Last week there was yet another negative story in the news about the Atkins diet. Briefly, a 40-year-old white woman was admitted to the hospital. She was diagnosed with ketoacidosis, and they blamed the Atkins diet - which the woman was following at the time - for her illness.
Sound incredible? The news media sure ate it up. Wait until we find out from Regina Wilshire the holes she sees in this hypothesis.
First, some basic facts. The woman was following the 1972 version of the diet. In the thirty years following its publication, Dr. Atkins learned a lot more. That's why he published a new edition. While people can have success following the old version, the new version is healthier and should be the one followed.
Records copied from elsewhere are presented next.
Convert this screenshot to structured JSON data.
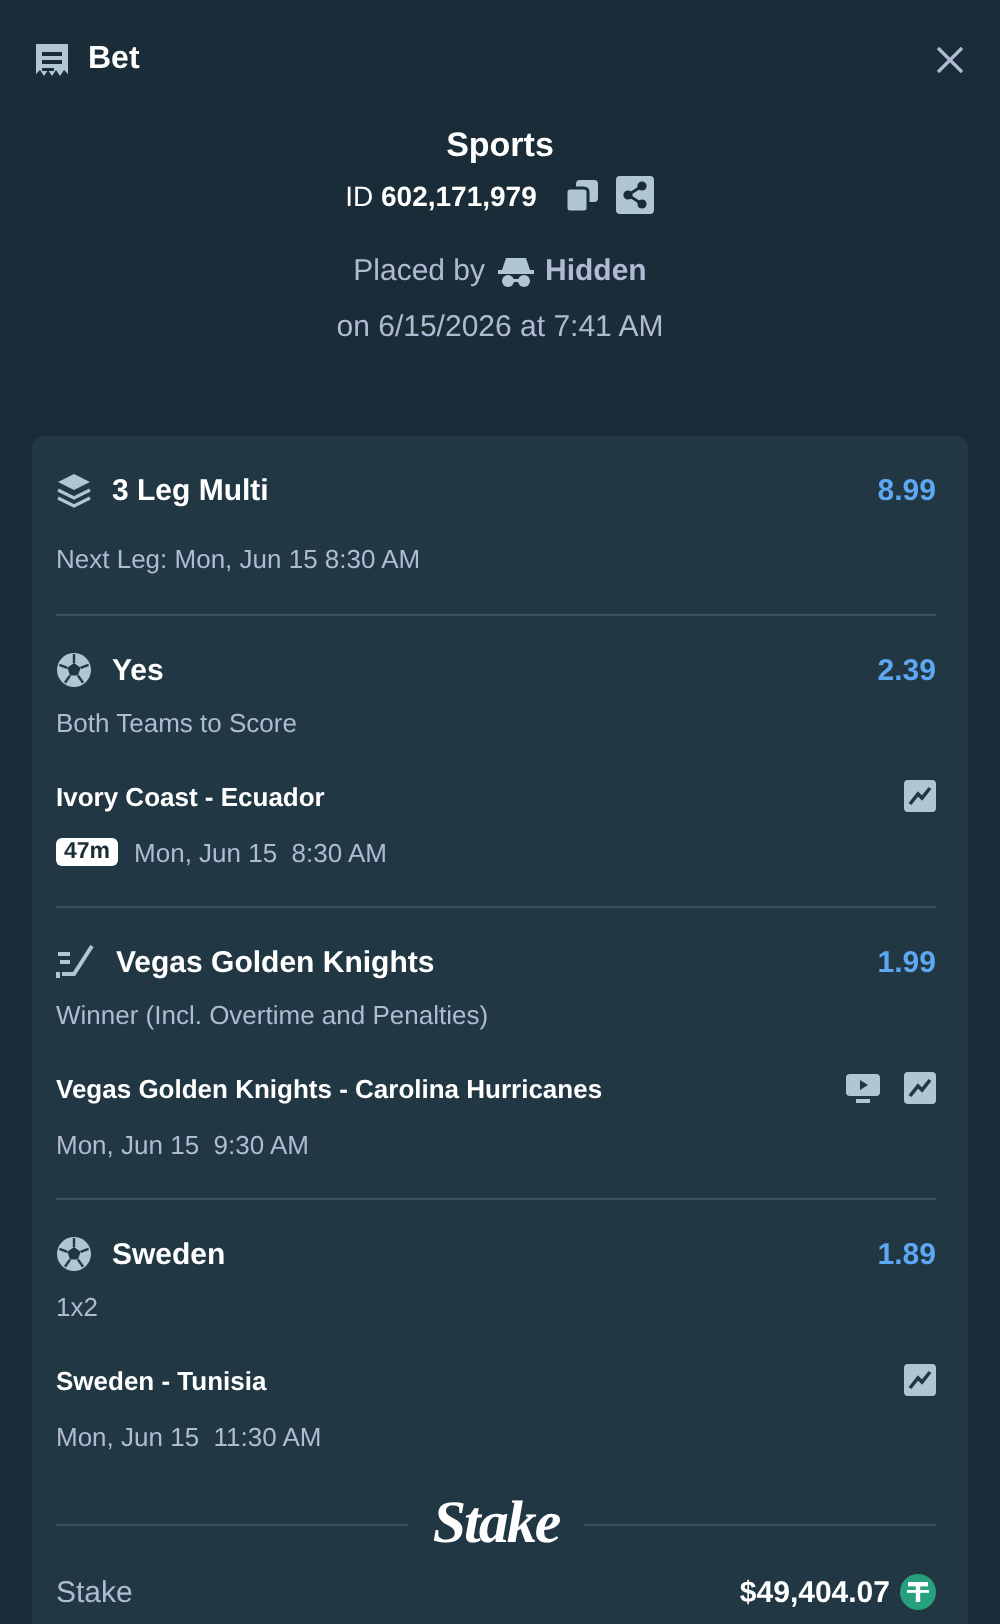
{
  "header": {
    "title": "Bet"
  },
  "summary": {
    "category": "Sports",
    "id": "ID **602,171,979**",
    "placed_by_label": "Placed by",
    "user": "Hidden",
    "placed_on": "on 6/15/2026 at 7:41 AM"
  },
  "multi": {
    "title": "3 Leg Multi",
    "odds": "8.99",
    "next_leg": "Next Leg: Mon, Jun 15 8:30 AM"
  },
  "legs": [
    {
      "kind": "soccer",
      "selection": "Yes",
      "odds": "2.39",
      "market": "Both Teams to Score",
      "match": "Ivory Coast - Ecuador",
      "live_badge": "47m",
      "time": "Mon, Jun 15  8:30 AM",
      "has_stream": false
    },
    {
      "kind": "hockey",
      "selection": "Vegas Golden Knights",
      "odds": "1.99",
      "market": "Winner (Incl. Overtime and Penalties)",
      "match": "Vegas Golden Knights - Carolina Hurricanes",
      "time": "Mon, Jun 15  9:30 AM",
      "has_stream": true
    },
    {
      "kind": "soccer",
      "selection": "Sweden",
      "odds": "1.89",
      "market": "1x2",
      "match": "Sweden - Tunisia",
      "time": "Mon, Jun 15  11:30 AM",
      "has_stream": false
    }
  ],
  "footer": {
    "logo": "Stake",
    "stake_label": "Stake",
    "stake_amount": "$49,404.07"
  }
}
The 1972 book is interesting only as history.
Secondly, this woman was morbidly obese with a BMI is 41.6. A normal BMI is 18.5-24.9. Anything over 25 is overweight. So at 41.6, she was carrying around A LOT of extra pounds.
Now, to get to the meat of Ms. Whilshire's arguments against Atkins as being the cause of this woman's ketoacidosis. First, she calls into question whether it really was ketoacidosis that she had.
(H)er blood pH was normal - yet the case report states she suffered ketoacidosis, which would lower her pH to indicate an acid environment and her glucose would be high (at a level greater than 14mmol/l - hers was 4.2mmol/l) and her sodium would be abnormal, yet it was normal...
Wikipedia agrees with this:
Ketoacidosis should not be confused with ketosis, which is one of the body's normal processes for the metabolism of body fat. In ketoacidosis, the accumulation of keto acids is so severe that the pH of the blood is thrown off.
Ms. Wilshire than goes on to name several other possibilities of illnesses this woman could have that would have caused her complaints, other than her diet. She then continues:
We just don't know since none of the other possibilities were explored - the diet was the cause in the mind of her physician, so there was no further investigation.
That troubles me - we have thousands of participants from hundreds of studies to date and not one incident of ketoacidosis. Is it possible this woman's ketoacidosis was a result of her diet? I would say it's not impossible, but very highly improbable given the reams of data from clinical trials to date that have not found ketoacidosis as a complication, even in diabetic patients following a low-carb diet.
The reason it isn't a complication is that dietary ketosis, in and of itself, does not cause ketoacidosis. More likely this woman experienced ketoacidosis as a result of something else and unfortunately her diet placed an obstacle in front of a complete investigation as to its cause (emphasis mine).
In short, there's simply too many unanswered questions, questions her doctors don't care to answer. It's much easier to blame a diet you personally dislike, and jump on this poor woman as "proof" of your own personal bias.
Tell you what - do a thorough investigation of this woman's health issues, and then come back and tell me it was her diet. Until other causes are ruled out (or proven) there's simply not enough evidence to convict Atkins. In a court of law, one case against thousands of others would garner a verdict of "not guilty." But in the media, it's a different story...
If you have read any of the news stories about this case, then you owe it to yourself to get the other side of the story. As we all know, every story has two sides, and the media usually reports just one. Read Ms. Wilshire's full article here.